Artificial intelligence and automation tools and software will help take care of our low risk and routine tasks and thereby drive efficiencies in our operations and enable us to focus our attention to the most critical legal tasks and issues.
Given the dynamic nature of the field you practice in, how do you keep yourself updated about the latest developments in the law?
I read business newspapers and legal journals on a regular basis. I also utilize professional networking platforms (liked LinkedIn) to keep myself updated about the developments in the industry and the legal fraternity. I also network with my colleagues and friends in the industry to keep myself updated about the latest developments in the legal and regulatory framework in key jurisdictions.
Hewlett Packard also invests a lot of time and effort in providing updates about the developments in the industry and the new business strategies of the company.

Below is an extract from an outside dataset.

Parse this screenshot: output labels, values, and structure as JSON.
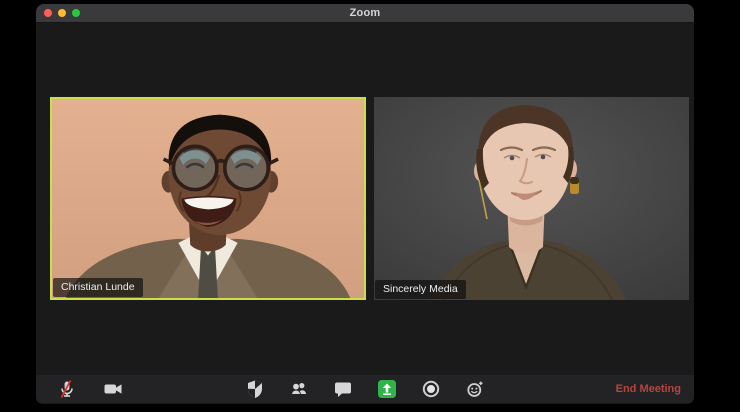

What would you like to say to our readers who are mostly students and young lawyers, as a parting message?
My advice to law students and young lawyers is that they should invest time and effort in clearly understanding the underlying transaction/business purpose prior to carrying out a legal research/legal review work.
An important trait that an in-house lawyer needs to have is patience and maturity while performing tasks as an in-house lawyer in a company. In-house counsel role requires lawyers to be sensitive about factors like administrative costs of running the department, limited funds for growing the team, variable compensation/bonus being directly linked to the overall performance of the company, internal career growth opportunities subject to opening up of senior level roles within the organization etc. A patient and balanced approach towards career growth helps an in-house counsel grow his career over a period of time. If a lawyers wants his salary/compensation and job level to grow at an exponential rate on a sustained basis then he should consider joining a reputed law firm for the same.
Further, in order to growth in the profession it is important to enjoy the work environment and the work profile and hence young lawyers should introspect on their current work profile and take career growth decision accordingly.